At about 11:20 a.m. on Sunday, Dec. 23, volunteers from nine docks checked yardsticks to see the height of the king tide. Tracking the rising water is a project of the FHA Environmental Committee, and we mounted yardsticks on 4x4s, just below the top decking, to measure distance down to the water height. The question was: How close are these big tides to reaching utilities running underneath our fixed docks?
Patterns emerged quickly. The water didn’t come anywhere near the Kappas Marina docks—Gate 6 ½, East, and West. Larry Clinton, Brad Hathaway, and Liz Brott found that the water level was at least 3 to 6 inches away from the bottom of the yardstick. A Dock, similarly, was about 2 to 3 inches away from the end of the 36-inch ruler.
Main and Issaquah docks registered just 36 or 35 inches above the high tide. Liberty Dock, on the other hand, measured at 28.75 inches, according to Fiona Clements. (No volunteers were asked to monitor the Charles van Damme or Commodore docks because utilities are embedded in those two floating docks.)
Our volunteers also confirmed something many of you may have already guessed, just by walking around: Yellow Ferry is the lowest dock and South Forty is the highest. Even at high tide, Camra Mills reported that South 40’s water level was maybe 10 or 12 inches away from the yardstick. The high tide at Yellow Ferry, on the other hand, measured just 9 inches from the dock top. Seawater flowed from between Yellow Ferry and A Dock across the road to East Pier’s lagoon.

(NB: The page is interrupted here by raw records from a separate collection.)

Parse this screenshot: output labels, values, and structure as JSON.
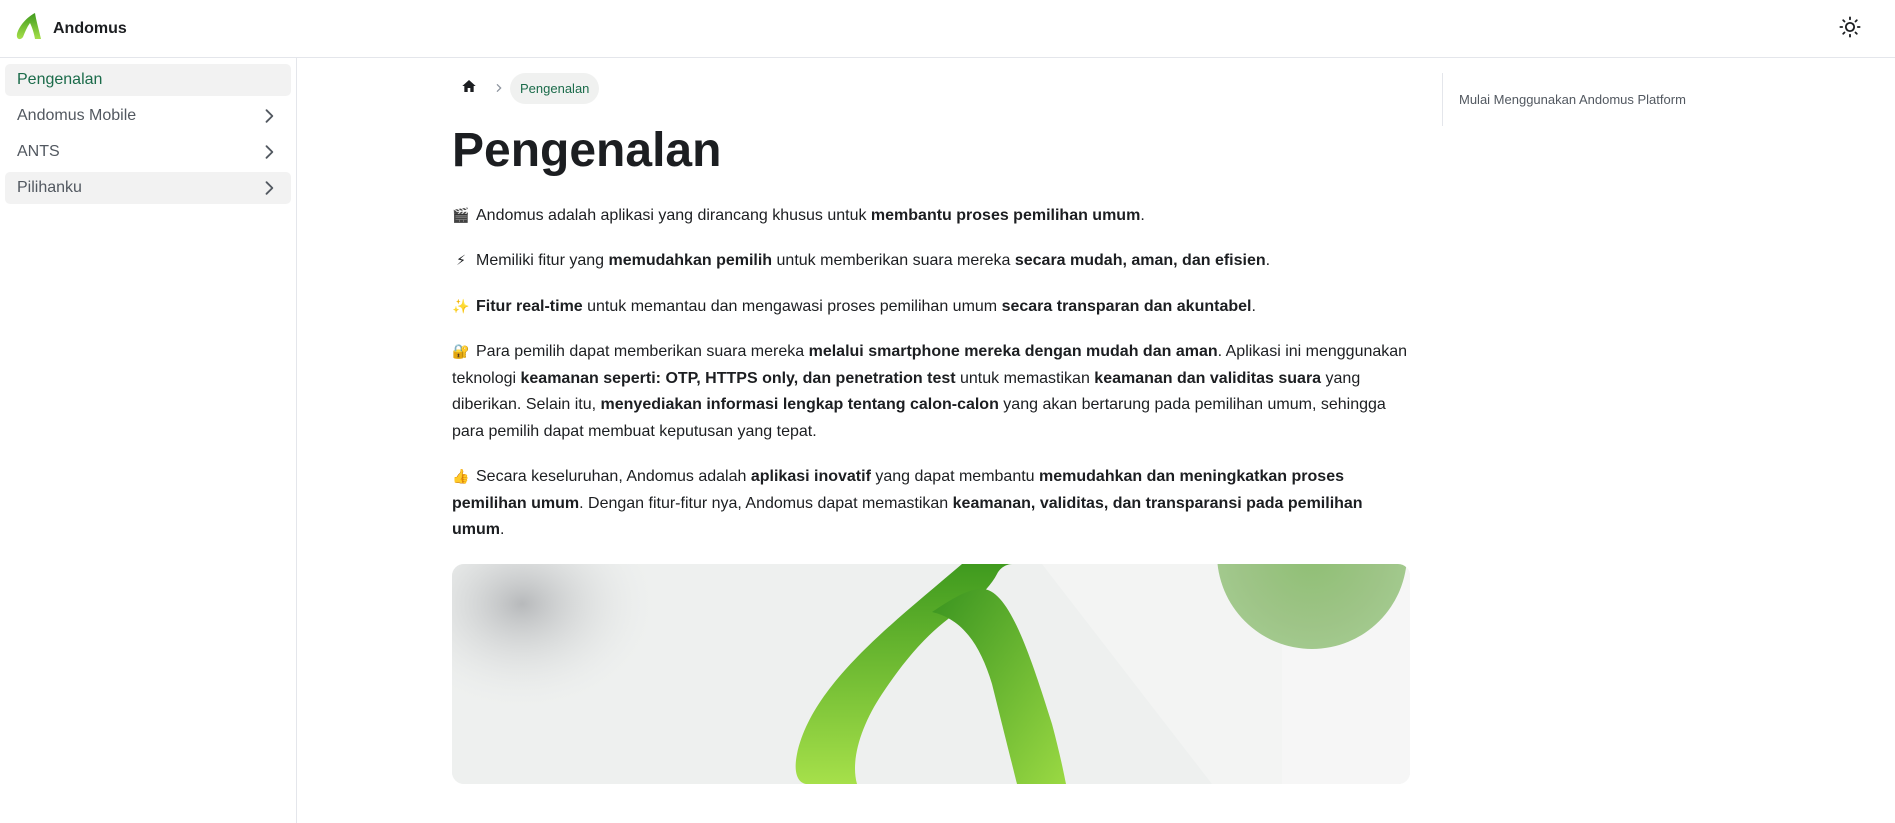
{
  "navbar": {
    "brand_title": "Andomus",
    "logo_icon": "andomus-logo",
    "theme_toggle_icon": "sun-icon"
  },
  "sidebar": {
    "items": [
      {
        "label": "Pengenalan",
        "active": true,
        "has_children": false
      },
      {
        "label": "Andomus Mobile",
        "active": false,
        "has_children": true
      },
      {
        "label": "ANTS",
        "active": false,
        "has_children": true
      },
      {
        "label": "Pilihanku",
        "active": false,
        "has_children": true
      }
    ]
  },
  "breadcrumb": {
    "home_icon": "home-icon",
    "current": "Pengenalan"
  },
  "main": {
    "title": "Pengenalan",
    "paragraphs": [
      {
        "emoji": "🎬",
        "segments": [
          {
            "text": "Andomus adalah aplikasi yang dirancang khusus untuk ",
            "bold": false
          },
          {
            "text": "membantu proses pemilihan umum",
            "bold": true
          },
          {
            "text": ".",
            "bold": false
          }
        ]
      },
      {
        "emoji": "⚡",
        "segments": [
          {
            "text": "Memiliki fitur yang ",
            "bold": false
          },
          {
            "text": "memudahkan pemilih",
            "bold": true
          },
          {
            "text": " untuk memberikan suara mereka ",
            "bold": false
          },
          {
            "text": "secara mudah, aman, dan efisien",
            "bold": true
          },
          {
            "text": ".",
            "bold": false
          }
        ]
      },
      {
        "emoji": "✨",
        "segments": [
          {
            "text": "Fitur real-time",
            "bold": true
          },
          {
            "text": " untuk memantau dan mengawasi proses pemilihan umum ",
            "bold": false
          },
          {
            "text": "secara transparan dan akuntabel",
            "bold": true
          },
          {
            "text": ".",
            "bold": false
          }
        ]
      },
      {
        "emoji": "🔐",
        "segments": [
          {
            "text": "Para pemilih dapat memberikan suara mereka ",
            "bold": false
          },
          {
            "text": "melalui smartphone mereka dengan mudah dan aman",
            "bold": true
          },
          {
            "text": ". Aplikasi ini menggunakan teknologi ",
            "bold": false
          },
          {
            "text": "keamanan seperti: OTP, HTTPS only, dan penetration test",
            "bold": true
          },
          {
            "text": " untuk memastikan ",
            "bold": false
          },
          {
            "text": "keamanan dan validitas suara",
            "bold": true
          },
          {
            "text": " yang diberikan. Selain itu, ",
            "bold": false
          },
          {
            "text": "menyediakan informasi lengkap tentang calon-calon",
            "bold": true
          },
          {
            "text": " yang akan bertarung pada pemilihan umum, sehingga para pemilih dapat membuat keputusan yang tepat.",
            "bold": false
          }
        ]
      },
      {
        "emoji": "👍",
        "segments": [
          {
            "text": "Secara keseluruhan, Andomus adalah ",
            "bold": false
          },
          {
            "text": "aplikasi inovatif",
            "bold": true
          },
          {
            "text": " yang dapat membantu ",
            "bold": false
          },
          {
            "text": "memudahkan dan meningkatkan proses pemilihan umum",
            "bold": true
          },
          {
            "text": ". Dengan fitur-fitur nya, Andomus dapat memastikan ",
            "bold": false
          },
          {
            "text": "keamanan, validitas, dan transparansi pada pemilihan umum",
            "bold": true
          },
          {
            "text": ".",
            "bold": false
          }
        ]
      }
    ]
  },
  "toc": {
    "items": [
      "Mulai Menggunakan Andomus Platform"
    ]
  },
  "colors": {
    "accent": "#1b6b4a",
    "brand_green": "#5cb82e",
    "border": "#e4e6eb"
  }
}
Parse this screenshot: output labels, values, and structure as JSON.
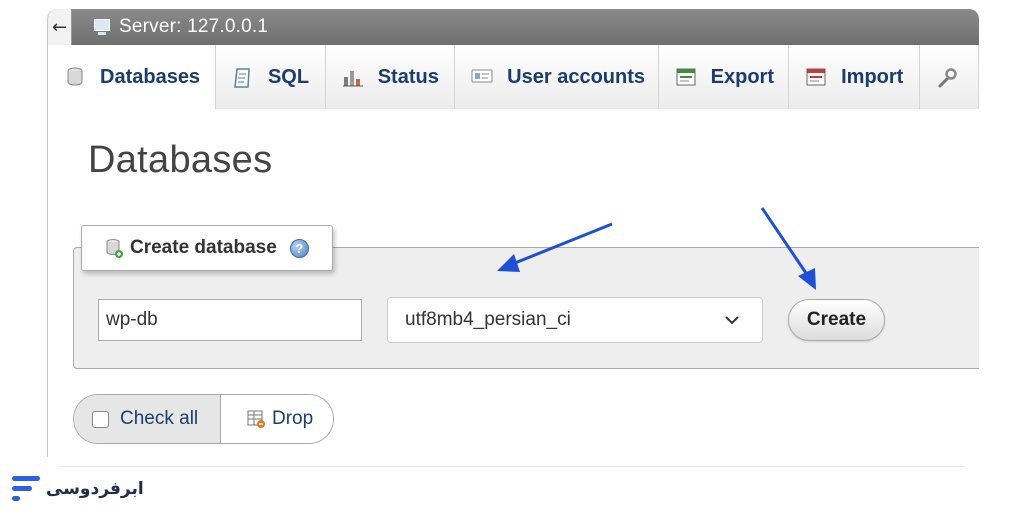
{
  "window": {
    "back_glyph": "←",
    "title": "Server: 127.0.0.1"
  },
  "tabs": [
    {
      "label": "Databases",
      "icon": "database-icon",
      "active": true
    },
    {
      "label": "SQL",
      "icon": "sql-icon",
      "active": false
    },
    {
      "label": "Status",
      "icon": "status-chart-icon",
      "active": false
    },
    {
      "label": "User accounts",
      "icon": "user-accounts-icon",
      "active": false
    },
    {
      "label": "Export",
      "icon": "export-icon",
      "active": false
    },
    {
      "label": "Import",
      "icon": "import-icon",
      "active": false
    },
    {
      "label": "",
      "icon": "wrench-icon",
      "active": false
    }
  ],
  "main": {
    "page_title": "Databases",
    "create_database": {
      "legend": "Create database",
      "help_glyph": "?",
      "name_value": "wp-db",
      "collation_value": "utf8mb4_persian_ci",
      "create_label": "Create"
    },
    "check_all_label": "Check all",
    "drop_label": "Drop"
  },
  "annotations": {
    "arrow_color": "#1f4fd6"
  },
  "brand": {
    "name": "ابرفردوسی",
    "color": "#2f5fe3"
  }
}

On Monday, Dec. 24, we witnessed storm surge in action. Rain fell most of the day, and although the tide was predicted to be lower than the day before, the readings at Issaquah and Liberty measured 33.5 and 26.5 inches, respectively. (Not everyone checked on Monday, given the holidays and that the peak was Sunday.)
Why monitor king tides?
Although we’re collecting data on the nine fixed docks to determine when utilities will be submerged, the whole community will be impacted by sea level rise in 10 years or so. King tides are often seen as harbingers of sea levels in the future, a future that is beginning to be felt now. King tides could become our everyday tides; given that Commodore, Kappas and Yellow Ferry residents may have trouble accessing their vehicles during a king tide, learning more now will help us plan ahead for even higher tides.
One unanswered question is whether or not it is bad for our lines for sewer, electrical, phone, gas, and water to be continuously submerged. Although the utility pipes and lines were designed to be waterproof, according to Claus Koestel, the electrical connections are likely to malfunction.
The next measurement will be taken on Jan. 21, when the next king tide is predicted to be 6.9 feet. Thank you to our volunteer citizen scientists: Carole Angermeir and Wilford Welch, Teddie and Brad Hathaway, Liz Brott, Gina Locurcio, Andrea Ross, John Schlag, Scott Stoneback, Fiona Clements, Camra Mills, and Larry Clinton.
The Dec. 23 report is below:
|Dock||Height from dock to water|
|A Dock||over 36″ by 2-3″|
|East Pier||over 36″ by 3-4″|
|Gate 6 1/2||over 36″ by 3-4″|
|West Pier||over 36″ by >6″|
|East Pier||over 36″ by 7″|
|South 40||over 36″ by 10-12″|